Consumers hold companies most responsible for improved environmental and social standards, according to research from the newly-released Mintel Sustainability Barometer.
Specifically, consumers say companies are the most responsible for a host of issues. Almost half (48 percent) of global consumers believe companies are responsible for increasing the amount of packaging that is recycled; while only a quarter (25 percent) believe responsibility lies with consumers, and just a fifth (20 percent) with governments.
Meanwhile, two in five (41 percent) global consumers believe that companies are responsible for reducing emissions from air transport, compared to 36 percent who believe it's up to governments, and just 12 percent who think it is the responsibility of consumers.
"One of the major challenges for companies and brands is how to effectively close this understanding gap to better position their products and services as part of the sustainability solution,” said Richard Cope, senior trends consultant, Mintel Consulting. “This will require more education around uncomfortable realities if more consumers are to engage with issues and environmentally beneficial products. More companies need to take the lead in asserting their positive credentials, but also in explaining what they view as the real societal problems — as well as their main business challenges. Messaging and campaigns will be most impactful if brands coordinate with government efforts or embrace the zeitgeist for environmental awakening documentaries like 'Seaspiracy' and 'Kiss the Ground.'"
Top types of companies held responsible:
The Top 9 types of companies ranked "most responsible" for protecting the environment by consumers include:
- Passenger transport companies (44 percent)
- Household product manufacturers (e.g. cleaning products, toilet paper) (39 percent)
- Packaged meat, poultry and/or fish manufacturers (35 percent)
- Packaged drink manufacturers (28 percent)
- Other packed food/drink manufacturers (25 percent)
- Retailers (e.g. supermarkets, online retailers) (23 percent)
- Skincare and haircare product manufacturers (18 percent)
- Make-up product manufacturers (17 percent)
- Dining Venues (e.g. restaurants, coffee shops) (15 percent)
“Companies — especially those in certain sectors such as transport and household — are being held accountable for their actions. Failure to react to this reality will ultimately hit their bottom lines,” the report says.
Mintel’s data also showed that, “consumers won’t compromise on quality or brand familiarity in the name of sustainability. A product’s positioning should never discount the ‘pleasure principle.'
“Looking at the example of coffee, we should never forget that a sustainable coffee is first and foremost a coffee. It must deliver pleasure, taste and quality before anything else.

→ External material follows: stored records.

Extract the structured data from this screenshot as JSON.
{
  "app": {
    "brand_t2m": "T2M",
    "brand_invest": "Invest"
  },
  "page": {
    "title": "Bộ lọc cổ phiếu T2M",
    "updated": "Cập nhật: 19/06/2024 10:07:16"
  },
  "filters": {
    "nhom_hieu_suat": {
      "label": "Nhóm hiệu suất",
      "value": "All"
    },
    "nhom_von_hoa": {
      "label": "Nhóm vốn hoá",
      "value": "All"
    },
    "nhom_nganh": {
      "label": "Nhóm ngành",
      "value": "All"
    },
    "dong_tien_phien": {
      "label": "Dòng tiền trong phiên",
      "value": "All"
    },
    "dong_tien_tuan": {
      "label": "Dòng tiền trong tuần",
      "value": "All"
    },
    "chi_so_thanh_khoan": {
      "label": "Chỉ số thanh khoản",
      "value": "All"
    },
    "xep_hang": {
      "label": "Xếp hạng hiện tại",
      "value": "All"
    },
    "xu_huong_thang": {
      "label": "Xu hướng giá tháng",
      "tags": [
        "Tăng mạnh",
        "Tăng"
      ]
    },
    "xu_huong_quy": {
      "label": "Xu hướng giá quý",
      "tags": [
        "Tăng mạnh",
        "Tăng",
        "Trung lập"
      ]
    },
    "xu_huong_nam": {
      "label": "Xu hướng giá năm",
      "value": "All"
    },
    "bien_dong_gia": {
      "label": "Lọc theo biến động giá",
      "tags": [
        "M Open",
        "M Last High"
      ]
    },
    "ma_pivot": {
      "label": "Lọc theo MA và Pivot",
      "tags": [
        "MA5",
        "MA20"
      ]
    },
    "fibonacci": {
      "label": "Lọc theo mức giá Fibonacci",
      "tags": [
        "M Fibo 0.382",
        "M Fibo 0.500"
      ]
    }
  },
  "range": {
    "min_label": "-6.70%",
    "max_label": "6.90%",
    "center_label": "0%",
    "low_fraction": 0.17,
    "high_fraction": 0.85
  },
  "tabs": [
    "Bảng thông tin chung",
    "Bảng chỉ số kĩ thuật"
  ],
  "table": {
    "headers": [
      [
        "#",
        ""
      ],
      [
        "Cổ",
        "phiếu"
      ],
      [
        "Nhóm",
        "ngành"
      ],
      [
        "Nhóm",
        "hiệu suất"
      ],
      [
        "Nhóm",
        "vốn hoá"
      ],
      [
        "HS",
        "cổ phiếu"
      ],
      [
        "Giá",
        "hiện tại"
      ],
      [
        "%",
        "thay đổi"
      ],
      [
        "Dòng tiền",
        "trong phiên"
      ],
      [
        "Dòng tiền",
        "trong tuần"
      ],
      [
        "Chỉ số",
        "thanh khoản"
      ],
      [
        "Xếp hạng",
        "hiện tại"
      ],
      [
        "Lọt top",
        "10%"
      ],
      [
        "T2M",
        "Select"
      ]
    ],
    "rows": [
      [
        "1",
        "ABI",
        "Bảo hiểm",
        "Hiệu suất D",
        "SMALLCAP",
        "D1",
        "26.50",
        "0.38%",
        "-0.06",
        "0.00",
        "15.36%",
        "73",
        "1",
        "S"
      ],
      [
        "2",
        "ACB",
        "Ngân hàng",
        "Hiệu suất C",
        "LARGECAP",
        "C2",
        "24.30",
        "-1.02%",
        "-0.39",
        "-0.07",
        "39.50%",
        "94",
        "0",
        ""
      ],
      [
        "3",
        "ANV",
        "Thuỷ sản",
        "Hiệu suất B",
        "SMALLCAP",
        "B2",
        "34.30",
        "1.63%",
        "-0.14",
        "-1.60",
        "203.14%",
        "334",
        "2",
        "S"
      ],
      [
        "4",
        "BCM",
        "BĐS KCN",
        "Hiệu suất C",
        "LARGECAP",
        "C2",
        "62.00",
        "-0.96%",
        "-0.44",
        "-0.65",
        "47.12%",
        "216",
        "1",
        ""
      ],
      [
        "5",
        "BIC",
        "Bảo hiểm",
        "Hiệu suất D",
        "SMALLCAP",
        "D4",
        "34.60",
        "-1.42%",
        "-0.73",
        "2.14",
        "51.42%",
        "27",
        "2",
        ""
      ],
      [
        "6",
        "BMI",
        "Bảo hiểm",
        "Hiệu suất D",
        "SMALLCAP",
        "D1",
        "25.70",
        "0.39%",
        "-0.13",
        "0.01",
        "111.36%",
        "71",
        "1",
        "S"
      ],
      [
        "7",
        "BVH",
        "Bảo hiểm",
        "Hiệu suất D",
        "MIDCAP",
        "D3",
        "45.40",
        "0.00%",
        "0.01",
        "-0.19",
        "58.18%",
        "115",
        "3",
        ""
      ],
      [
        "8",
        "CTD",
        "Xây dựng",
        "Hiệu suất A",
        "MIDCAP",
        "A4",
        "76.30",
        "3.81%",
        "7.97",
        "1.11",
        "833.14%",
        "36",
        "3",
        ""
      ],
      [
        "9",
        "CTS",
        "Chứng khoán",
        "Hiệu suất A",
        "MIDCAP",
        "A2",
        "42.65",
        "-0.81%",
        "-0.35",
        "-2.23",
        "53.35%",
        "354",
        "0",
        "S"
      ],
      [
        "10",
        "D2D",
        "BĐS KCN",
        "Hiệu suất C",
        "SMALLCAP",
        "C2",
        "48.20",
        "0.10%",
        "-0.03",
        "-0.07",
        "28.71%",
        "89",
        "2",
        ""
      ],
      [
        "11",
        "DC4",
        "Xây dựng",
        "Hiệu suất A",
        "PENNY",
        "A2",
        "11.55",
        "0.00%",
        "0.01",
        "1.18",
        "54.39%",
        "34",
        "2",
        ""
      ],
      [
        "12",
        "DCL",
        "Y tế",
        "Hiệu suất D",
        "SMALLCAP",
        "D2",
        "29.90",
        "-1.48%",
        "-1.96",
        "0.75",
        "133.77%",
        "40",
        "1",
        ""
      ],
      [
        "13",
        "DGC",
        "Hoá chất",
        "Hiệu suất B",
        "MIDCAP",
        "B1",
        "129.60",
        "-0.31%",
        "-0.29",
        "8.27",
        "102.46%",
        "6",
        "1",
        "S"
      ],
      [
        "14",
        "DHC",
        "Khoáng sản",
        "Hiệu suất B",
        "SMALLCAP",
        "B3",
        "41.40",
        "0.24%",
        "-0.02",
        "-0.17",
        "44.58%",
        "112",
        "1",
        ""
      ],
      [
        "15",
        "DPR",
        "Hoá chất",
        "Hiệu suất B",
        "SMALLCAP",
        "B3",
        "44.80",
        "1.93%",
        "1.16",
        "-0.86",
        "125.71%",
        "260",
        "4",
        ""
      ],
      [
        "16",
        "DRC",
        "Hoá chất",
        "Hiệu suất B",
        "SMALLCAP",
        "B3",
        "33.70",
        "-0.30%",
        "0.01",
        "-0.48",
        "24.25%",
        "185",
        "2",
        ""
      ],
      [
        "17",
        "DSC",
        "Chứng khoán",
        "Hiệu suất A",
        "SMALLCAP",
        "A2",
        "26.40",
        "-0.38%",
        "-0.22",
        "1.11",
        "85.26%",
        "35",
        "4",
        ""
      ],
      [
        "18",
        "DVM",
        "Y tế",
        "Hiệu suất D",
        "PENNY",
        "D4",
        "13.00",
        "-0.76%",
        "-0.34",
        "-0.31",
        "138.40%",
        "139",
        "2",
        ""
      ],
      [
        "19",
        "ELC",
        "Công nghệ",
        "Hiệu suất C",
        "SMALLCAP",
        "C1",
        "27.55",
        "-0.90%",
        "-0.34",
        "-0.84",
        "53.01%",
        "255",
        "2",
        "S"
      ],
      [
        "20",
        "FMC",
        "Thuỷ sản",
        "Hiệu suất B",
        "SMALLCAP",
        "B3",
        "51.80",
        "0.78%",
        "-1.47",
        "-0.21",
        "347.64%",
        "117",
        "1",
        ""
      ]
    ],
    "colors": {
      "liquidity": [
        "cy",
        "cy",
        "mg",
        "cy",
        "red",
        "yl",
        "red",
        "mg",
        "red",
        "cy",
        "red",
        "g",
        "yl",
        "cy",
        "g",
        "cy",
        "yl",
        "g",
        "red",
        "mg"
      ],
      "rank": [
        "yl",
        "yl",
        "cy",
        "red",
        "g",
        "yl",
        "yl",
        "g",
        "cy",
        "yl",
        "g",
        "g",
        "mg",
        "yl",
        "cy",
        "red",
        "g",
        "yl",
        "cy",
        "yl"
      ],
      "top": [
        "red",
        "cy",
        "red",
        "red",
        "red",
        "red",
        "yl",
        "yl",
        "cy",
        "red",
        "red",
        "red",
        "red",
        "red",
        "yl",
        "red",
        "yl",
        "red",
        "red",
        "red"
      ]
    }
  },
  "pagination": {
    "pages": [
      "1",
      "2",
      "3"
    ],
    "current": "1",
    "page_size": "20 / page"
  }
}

Likewise, sustainability is important when it comes to packaging, but the practical, fundamental elements are just as crucial. The cardinal rule of packaging should be that it protects the product and secures its shelf life so that the energy and other resources that went into its production aren’t wasted.”
The most popular behaviors are those that are simple and frugal, in other words, where consumers can have a positive impact by following straightforward processes or by cutting back on spending, Mintel says.
Specifically, recycling (curbside) is the most commonplace sustainable behavior, closely followed by returning packaging to stores.
There is a stark cultural contrast between Asia-Pacific and European markets in rates of ‘returning’ versus ‘recycling’ packaging, but the relationship with the retailer is key.
Accepting returned packaging is the clearest and most popular example of companies partnering with consumers on an issue they feel concerned about and fulfilling consumers’ desire to make a difference with their behavior, according to Mintel’s data.
Top environmental concerns:
Mintel also shared consumers’ top ranked environmental concerns.
- Climate change/global warming (53 percent).
- Air quality (e.g. exhaust fumes, industrial emission) (52 percent).
- Plastic pollution (e.g. ocean plastic) 52 percent.
- Deforestation (40 percent).
- Waste pollution (e.g. landfills) (40 percent).
- Water shortages (40 percent).
- Chemicals entering the environment (e.g. pesticides) (38 percent).
- Loss of biodiversity on land (e.g. species extinction, loss of wildlife habitat (30 percent).
- Loss of biodiversity in oceans (e.g. species extinction, loss of wildlife habitat) (30 percent).
- Food shortages due to drought or crop failure (28 percent).
“When consumers are asked to select up to three environmental concerns, it’s unsurprising that the concerns that are the most tangible (climate change), threatening to one’s health (air quality) and visible (plastic pollution) are out in front by some distance. Consumers aren’t environmental scientists, and, with their current levels of understanding, these factors will always precede considerations around GHG emissions when it comes to ranking their concerns,” the report said.
For the full report, including more detailed statistics and additional datasets, visit Mintel.com.